Once again, the Merida English Library’s Annual Big Chili Cookoff was a big success!
The Merida English Library is the best source we expatriates have for English-language books. Because, though there are bookstores here, there are no books in English other than at the library. Sure, there’s Amazon, but the shipping charges are practically prohibitive. So the library is it.
The building, which is located in a good central location downtown, was donated years ago by a former resident. It is run by a group of civic-minded folks who volunteer their time to be on the board, and one underpaid (we’re sure) director. The stacks are neatly placed inside former bedrooms and salas, and there is a lovely garden out back which is often the site for meetings or cocktail parties. Membership fees are minimal and there are plenty of good and current books. The library takes in a healthy amount of donated books from the local residents and sometimes even buys new ones.

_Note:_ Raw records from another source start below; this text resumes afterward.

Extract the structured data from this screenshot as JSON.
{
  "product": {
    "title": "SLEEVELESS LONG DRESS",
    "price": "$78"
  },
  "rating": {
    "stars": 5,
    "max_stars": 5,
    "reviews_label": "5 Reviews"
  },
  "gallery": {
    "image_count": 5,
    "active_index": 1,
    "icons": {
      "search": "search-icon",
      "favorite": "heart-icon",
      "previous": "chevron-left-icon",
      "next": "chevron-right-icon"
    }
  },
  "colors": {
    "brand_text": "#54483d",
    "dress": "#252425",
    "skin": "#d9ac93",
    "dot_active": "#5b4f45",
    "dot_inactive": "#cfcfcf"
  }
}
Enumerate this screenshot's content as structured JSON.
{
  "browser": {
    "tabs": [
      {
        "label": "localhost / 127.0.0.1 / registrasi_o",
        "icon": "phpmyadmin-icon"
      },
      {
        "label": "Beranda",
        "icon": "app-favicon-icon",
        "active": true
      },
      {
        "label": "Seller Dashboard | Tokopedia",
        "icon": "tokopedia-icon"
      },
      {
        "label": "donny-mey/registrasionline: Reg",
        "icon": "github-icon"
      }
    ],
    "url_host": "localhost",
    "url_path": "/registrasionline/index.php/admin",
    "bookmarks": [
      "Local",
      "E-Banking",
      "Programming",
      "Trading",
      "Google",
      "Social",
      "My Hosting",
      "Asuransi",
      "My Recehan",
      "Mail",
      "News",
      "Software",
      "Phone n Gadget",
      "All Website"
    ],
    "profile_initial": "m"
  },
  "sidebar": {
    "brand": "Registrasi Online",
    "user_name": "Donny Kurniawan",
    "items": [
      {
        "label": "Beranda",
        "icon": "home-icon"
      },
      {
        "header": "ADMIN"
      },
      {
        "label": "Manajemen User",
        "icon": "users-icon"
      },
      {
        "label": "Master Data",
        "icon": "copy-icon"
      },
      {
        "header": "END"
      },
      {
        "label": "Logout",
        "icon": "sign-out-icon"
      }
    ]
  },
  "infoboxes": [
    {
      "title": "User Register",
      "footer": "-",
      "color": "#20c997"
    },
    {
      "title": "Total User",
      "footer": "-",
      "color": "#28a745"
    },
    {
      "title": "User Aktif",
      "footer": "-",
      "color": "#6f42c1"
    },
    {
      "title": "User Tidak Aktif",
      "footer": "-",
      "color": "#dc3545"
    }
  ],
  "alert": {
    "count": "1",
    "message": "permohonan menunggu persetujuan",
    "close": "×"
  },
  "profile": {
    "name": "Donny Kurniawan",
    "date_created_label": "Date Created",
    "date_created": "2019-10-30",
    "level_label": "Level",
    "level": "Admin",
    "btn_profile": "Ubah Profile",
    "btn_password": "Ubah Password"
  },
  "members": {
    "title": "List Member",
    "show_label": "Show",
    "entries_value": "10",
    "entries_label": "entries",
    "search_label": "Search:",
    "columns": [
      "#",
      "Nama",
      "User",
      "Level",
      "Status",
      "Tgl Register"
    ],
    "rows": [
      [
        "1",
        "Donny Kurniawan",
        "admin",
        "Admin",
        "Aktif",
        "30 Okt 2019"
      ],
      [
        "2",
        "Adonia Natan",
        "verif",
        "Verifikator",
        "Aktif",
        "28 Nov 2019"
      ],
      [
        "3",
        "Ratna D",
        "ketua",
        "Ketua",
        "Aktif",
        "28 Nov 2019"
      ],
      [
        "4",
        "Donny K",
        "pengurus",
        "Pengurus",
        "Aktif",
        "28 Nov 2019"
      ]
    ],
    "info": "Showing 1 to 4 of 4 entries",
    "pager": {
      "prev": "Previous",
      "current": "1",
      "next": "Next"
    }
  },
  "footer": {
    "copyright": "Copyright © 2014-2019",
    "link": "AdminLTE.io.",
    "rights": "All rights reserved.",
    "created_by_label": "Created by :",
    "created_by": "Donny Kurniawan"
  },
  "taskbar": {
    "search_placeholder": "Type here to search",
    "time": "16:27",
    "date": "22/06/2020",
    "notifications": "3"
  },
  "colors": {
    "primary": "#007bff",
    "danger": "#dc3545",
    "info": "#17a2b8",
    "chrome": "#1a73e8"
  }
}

The annual chili cookoff is too big to hold at the Library itself, and so is held at a school nearby. This year there were about 15 entries, with names like Texas Prison Chili, Roadkill Chili, Yucatan Today Chili and Green Iguana Chili. All the cooks (or their designated servers) set up tables under a tent and spooned their chili into small plastic dishes for the tasters (everyone else). All but one or two were really delicious and it was very hard to vote for the winner. After a few cold beers, it was even more confusing.
At the same time as the chili tasting, there is a silent auction of donated goods and services. This year everything from a weekend at Hacienda Petac to a night at Hotel Mediomundo to salsa lessons to a dental cleaning were auctioned, as well as a painted mask, baby dresses, a handpainted chair and a number of other art pieces. The bidding gets pretty hot and heavy towards 3:00, the cutoff hour, with people good-naturedly hovering over their favorite prize, guarding it from competing bids.
The gringo community certainly seems to be growing. Besides the regulars we’ve met over the years, we met some new faces: We talked to a recent graduate of UC San Diego who’s here with his girlfriend teaching English, putting off wearing a suit and tie for another year. We also spoke with a couple who just moved here from Atlanta and who are planning to start a polo club. We met another man from New York who just moved here three weeks ago (and was brave enough to enter his New York Chili into the contest), as well as another new entrant with an Italian accent who has just opened an Italian version of a cocina economica. And there were about 250 other people we didn’t have a chance to meet.
We noticed that while there is still a healthy contingent of seemingly “retired” people in the community, there also seems to be a growing number of younger, working people who are bringing a new vibrancy to this old colonial town.
And a few new styles of chili…